Leaving out all pictures, return the records word for word.
........
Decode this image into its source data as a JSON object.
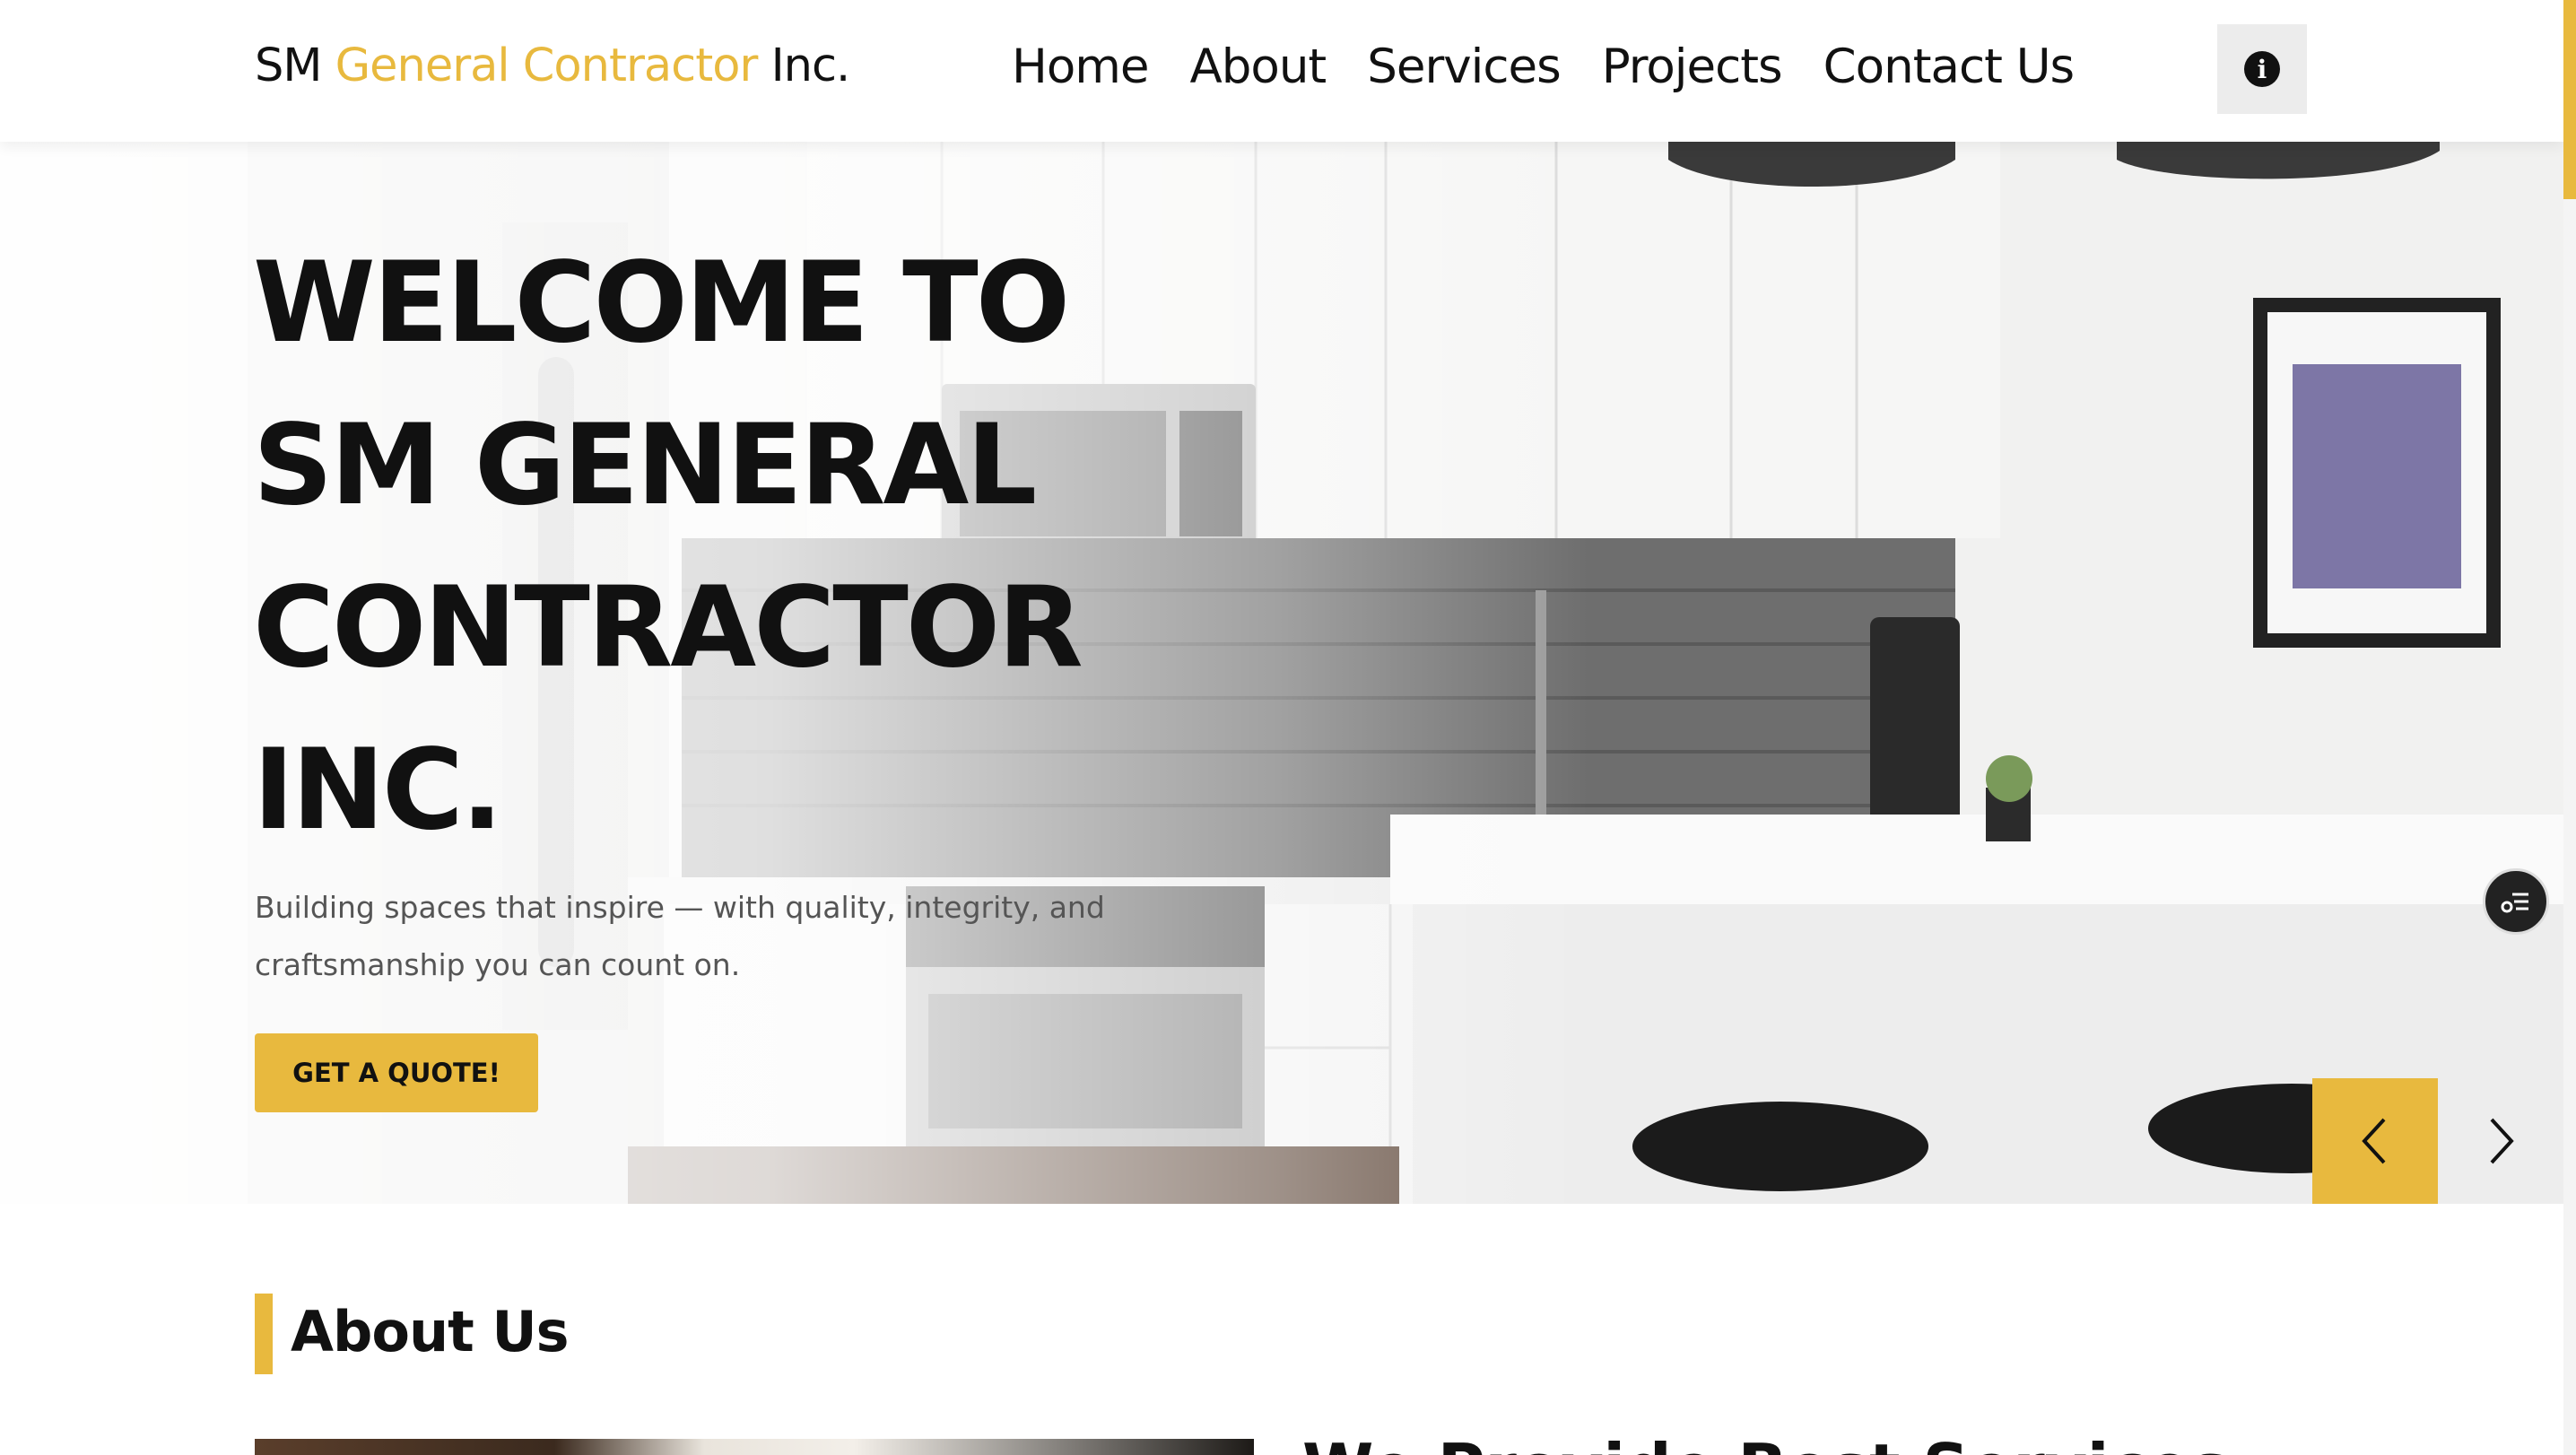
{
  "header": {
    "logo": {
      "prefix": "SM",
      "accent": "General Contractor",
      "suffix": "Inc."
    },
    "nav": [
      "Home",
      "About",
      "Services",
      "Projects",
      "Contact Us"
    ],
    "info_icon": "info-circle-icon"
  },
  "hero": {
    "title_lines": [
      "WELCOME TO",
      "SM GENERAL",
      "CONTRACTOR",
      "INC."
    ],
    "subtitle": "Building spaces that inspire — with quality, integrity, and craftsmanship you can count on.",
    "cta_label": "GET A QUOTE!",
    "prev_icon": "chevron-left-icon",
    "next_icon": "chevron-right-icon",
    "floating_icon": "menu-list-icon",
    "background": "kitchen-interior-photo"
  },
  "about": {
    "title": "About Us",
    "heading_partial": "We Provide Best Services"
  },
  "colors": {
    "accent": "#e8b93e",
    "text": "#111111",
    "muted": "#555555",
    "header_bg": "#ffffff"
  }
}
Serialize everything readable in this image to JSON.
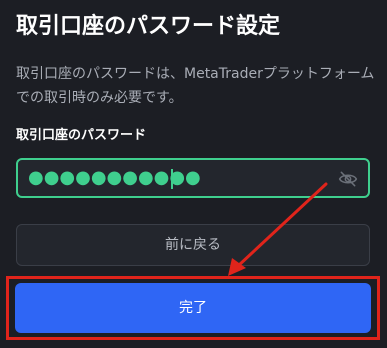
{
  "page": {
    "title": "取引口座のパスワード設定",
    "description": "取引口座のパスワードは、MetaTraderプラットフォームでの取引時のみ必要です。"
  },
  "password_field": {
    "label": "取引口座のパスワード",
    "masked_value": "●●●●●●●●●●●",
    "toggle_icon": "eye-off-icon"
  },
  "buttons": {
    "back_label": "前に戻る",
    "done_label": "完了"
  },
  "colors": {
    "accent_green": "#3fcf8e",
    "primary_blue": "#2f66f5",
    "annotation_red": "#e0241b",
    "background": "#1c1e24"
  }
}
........
_Output of the exercise_.
Decode this image into its source data as a JSON object.
{
  "header": {
    "logo": {
      "prefix": "SM",
      "accent": "General Contractor",
      "suffix": "Inc."
    },
    "nav": [
      "Home",
      "About",
      "Services",
      "Projects",
      "Contact Us"
    ],
    "info_icon": "info-circle-icon"
  },
  "hero": {
    "title_lines": [
      "WELCOME TO",
      "SM GENERAL",
      "CONTRACTOR",
      "INC."
    ],
    "subtitle": "Building spaces that inspire — with quality, integrity, and craftsmanship you can count on.",
    "cta_label": "GET A QUOTE!",
    "prev_icon": "chevron-left-icon",
    "next_icon": "chevron-right-icon",
    "floating_icon": "menu-list-icon",
    "background": "kitchen-interior-photo"
  },
  "about": {
    "title": "About Us",
    "heading_partial": "We Provide Best Services"
  },
  "colors": {
    "accent": "#e8b93e",
    "text": "#111111",
    "muted": "#555555",
    "header_bg": "#ffffff"
  }
}
Serialize everything readable in this image to JSON.
{
  "page": {
    "title": "取引口座のパスワード設定",
    "description": "取引口座のパスワードは、MetaTraderプラットフォームでの取引時のみ必要です。"
  },
  "password_field": {
    "label": "取引口座のパスワード",
    "masked_value": "●●●●●●●●●●●",
    "toggle_icon": "eye-off-icon"
  },
  "buttons": {
    "back_label": "前に戻る",
    "done_label": "完了"
  },
  "colors": {
    "accent_green": "#3fcf8e",
    "primary_blue": "#2f66f5",
    "annotation_red": "#e0241b",
    "background": "#1c1e24"
  }
}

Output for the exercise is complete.